Rice cooked with meat and vegetables is eaten all around the world. Pilaf, or rice cooked in broth, is believed to have originated in Persia around 500 BC. By the time it reached Africa, it had become a blend of rice, warm African spices with various meats mixed in. In Kenya it became Pilau, a rice and meat dish with a familiar spice blend. Details
We travel back to the eastern part of Africa this month – to Kenya, the country of origin of December’s featured grantee. Jacaranda Health offers Kenya’s first nurse mentor training center, which trains top nurses from Kenya’s public hospitals to mentor hundreds of peer nurses and sustainably improve maternal outcomes for mothers and babies. That sounds like a cause to celebrate! So, this month I tried to think of a recipe that could accompany celebrations of all kinds, including the holidays. Guess what it is? Details
“Meat ‘n’ three.” That’s the colloquial expression used to describe a particular type of restaurant in the South. The concept is easy enough: choose a meat from what’s available on a particular day, and then load up on all the sides – a couple of vegetables, some rice or potatoes, a biscuit or corn muffin, etc. Details
Kenya Self-Help Project was Dining for Women’s Featured Grantee in July 2017. Our $44,990 grant provided an integrated, in-school program of Girls Club education, life skills training, and material support to improve health awareness, school retention, and class performance. The project included the distribution of over two thousand Dignity Kits, containing underwear, locally-made, reusable sanitary supplies, and emergency disposable pads.
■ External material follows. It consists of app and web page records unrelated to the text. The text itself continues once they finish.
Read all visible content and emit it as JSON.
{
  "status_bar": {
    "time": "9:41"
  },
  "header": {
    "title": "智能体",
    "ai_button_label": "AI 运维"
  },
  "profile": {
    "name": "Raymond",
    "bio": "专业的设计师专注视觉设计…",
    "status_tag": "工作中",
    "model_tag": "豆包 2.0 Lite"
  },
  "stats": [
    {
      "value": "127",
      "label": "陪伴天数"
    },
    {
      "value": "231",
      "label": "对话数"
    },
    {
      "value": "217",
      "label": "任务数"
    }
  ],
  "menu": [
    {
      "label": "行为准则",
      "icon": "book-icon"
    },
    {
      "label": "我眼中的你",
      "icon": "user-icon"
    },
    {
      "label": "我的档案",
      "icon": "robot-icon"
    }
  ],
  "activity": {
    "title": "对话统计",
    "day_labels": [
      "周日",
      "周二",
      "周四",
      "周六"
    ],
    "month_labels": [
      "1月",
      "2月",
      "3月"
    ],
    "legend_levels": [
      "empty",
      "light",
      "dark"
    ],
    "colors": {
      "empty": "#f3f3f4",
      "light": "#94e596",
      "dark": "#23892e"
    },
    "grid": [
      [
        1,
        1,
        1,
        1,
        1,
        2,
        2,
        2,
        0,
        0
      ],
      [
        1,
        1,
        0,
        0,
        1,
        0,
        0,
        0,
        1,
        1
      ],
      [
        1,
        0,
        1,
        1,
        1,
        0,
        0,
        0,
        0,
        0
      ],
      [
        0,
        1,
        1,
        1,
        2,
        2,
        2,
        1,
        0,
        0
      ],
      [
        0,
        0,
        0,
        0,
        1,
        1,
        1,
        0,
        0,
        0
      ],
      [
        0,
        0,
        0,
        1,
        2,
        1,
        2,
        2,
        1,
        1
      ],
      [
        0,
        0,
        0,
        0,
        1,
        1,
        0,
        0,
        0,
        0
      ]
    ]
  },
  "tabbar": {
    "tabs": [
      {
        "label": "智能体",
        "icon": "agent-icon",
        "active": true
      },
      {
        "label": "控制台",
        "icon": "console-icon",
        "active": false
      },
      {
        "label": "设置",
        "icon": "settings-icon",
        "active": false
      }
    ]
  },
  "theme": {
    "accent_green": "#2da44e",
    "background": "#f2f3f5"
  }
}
My name is Sheba Melody. I am 14 yrs old and I go to Yala Primary School in Kendu Bay, Kenya. I am a total orphan. I lost my parents at a tender age. I live with my maternal grandmother’s sister. The rest of my siblings live with our other maternal aunts and uncles. Details
Kenya calls us to come for a visit this month! And since it’s November, it’s definitely time to think about a warming beef stew, epic comfort food at this time of year. Kenyan Beef Stew is not all that different from our American version. It contains meat, potatoes, and carrots. I find that the difference is in the spices used and the inclusion of tomatoes and plantains. Details
It’s July, and we’re visiting Kenya this month! Usually when I think of Kenyan food, it’s some kind of stew, but it is summertime and I wanted something to serve that is light and refreshing. I came up with a twist on a traditional Kenyan corn and bean stew called “Githeri” by turning it into a salad. Details
Our armchair travels take us to Kenya this month! If you stopped in unexpectedly to visit your Kenyan neighbor just as they were sitting down to lunch, they would insist that you stay and partake of the meal with them. This is a fine example of an everyday Kenyan dish that they might be serving.